Federal Reserve policymakers, meeting next week, should provide more clarity about raising interest rates in December.
After keeping the Federal Funds rate near zero for 7 years, the Fed raised its target range to 0.25 to 0.50 percent last December. Quite unrelated, the economy went through another rough winter and spring with GDP advancing at only a 1.1 percent annual rate.
The economy improved in the third quarter, and added an average of 192,000 jobs each month. Unemployment has remained at about 5 percent, because adult labor force participation is ticking up as job opportunities become more attractive.
Wages are up significantly for African Americans, and unemployment is down in presidential swing states, where restructuring in manufacturing has often killed jobs. Historically, as the economy reaches full employment the pockets more resistant to wage and employment gains— minorities and dislocated workers—experience the most robust progress.
Also, retailers are hiring earlier for the holiday season, because the starting point for this shopping burst increasingly begins around Halloween instead of Thanksgiving and they expect challenges in finding suitable workers.
Inflation picked up in September and should be stronger going forward as gasoline, natural gas and other energy prices reflect the recent firming in oil prices.
Although inflation has not pierced the Fed’s 2 percent target, it is important for it to get out in front of wage and energy price pressures, while it still enjoys the latitude to gradually raise rates. An abrupt interest rate response to a surge in wages and prices could kill the economic expansion even though most families and many businesses have not fully recovered from the financial crisis.
Even as the Fed raised short rates a notch last December, mortgage and Treasury rates moved lower as weakening economic conditions in China and political turmoil in Europe drove foreign investors into U.S. bonds.
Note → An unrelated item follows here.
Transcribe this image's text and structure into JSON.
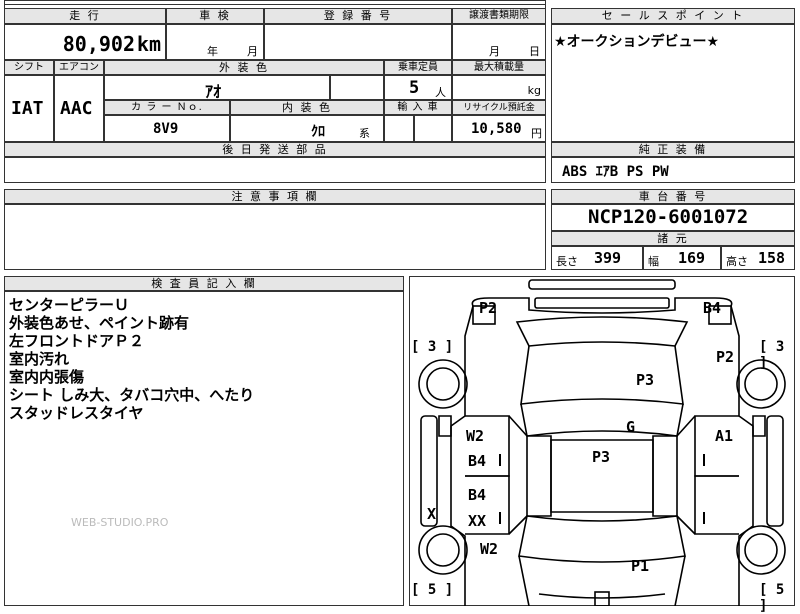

Lower rates have supported a stronger recovery in U.S. new home sales.
Increasing short rates now would drive mortgage and other long rates higher, because the effects of the above-mentioned events abroad have been absorbed by capital markets. Gradually pushing rates up would permit prospective home buyers to process the prospects for higher inflation and recognize that real mortgage rates—the nominal less future inflation—remain attractive.
Stocks are hardly overvalued given the abundance of financial capital around the world seeking higher yields. Businesses are using capital more efficiently these days (for example, software companies require less capital than traditional manufacturers to create new products). Together, those drive up underlying enterprise values and sustainable price-earnings ratios.
Too often when Fed Chairwoman Yellen or one of her lieutenants musses the time is drawing near to finally raise rates, stocks take a nose dive, and more certainty about future policy is sorely needed to minimize counterproductive gyrations in the stock market.
Conditions in China and Europe have pushed up the dollar against foreign currencies over the past two years, and gradually increasing interest rates would limit further appreciation that would hurt U.S.-based manufacturing and technology-intensive service activities that compete in international markets.
Real estate, stock markets and the broader economy have prospered with much higher interest rates than we have now. In all of this, however, homebuyers and builders, investors and business leaders would like as much certainty from policymakers as a turbulent world permits.
Next week, it would be best for Fed policymakers to avoid presidential politics and stand pat on short rates, but indicate a December increase is highly likely and further rate increases will be gradual and according to a schedule.
The Fed should announce it will raise interest rates a modest one-eighth or one-sixteenth of a point at each of its forthcoming meetings going forward—and stick to the schedule unless substantial changes in the economic data warrant.
A policy of normalizing interest rates with some certainty as to pacing should permit the economic recovery to continue without labor markets overheating or inflation flying out of control.
Peter Morici is an economist and business professor at the University of Maryland, and a national columnist. He tweets @pmorici1.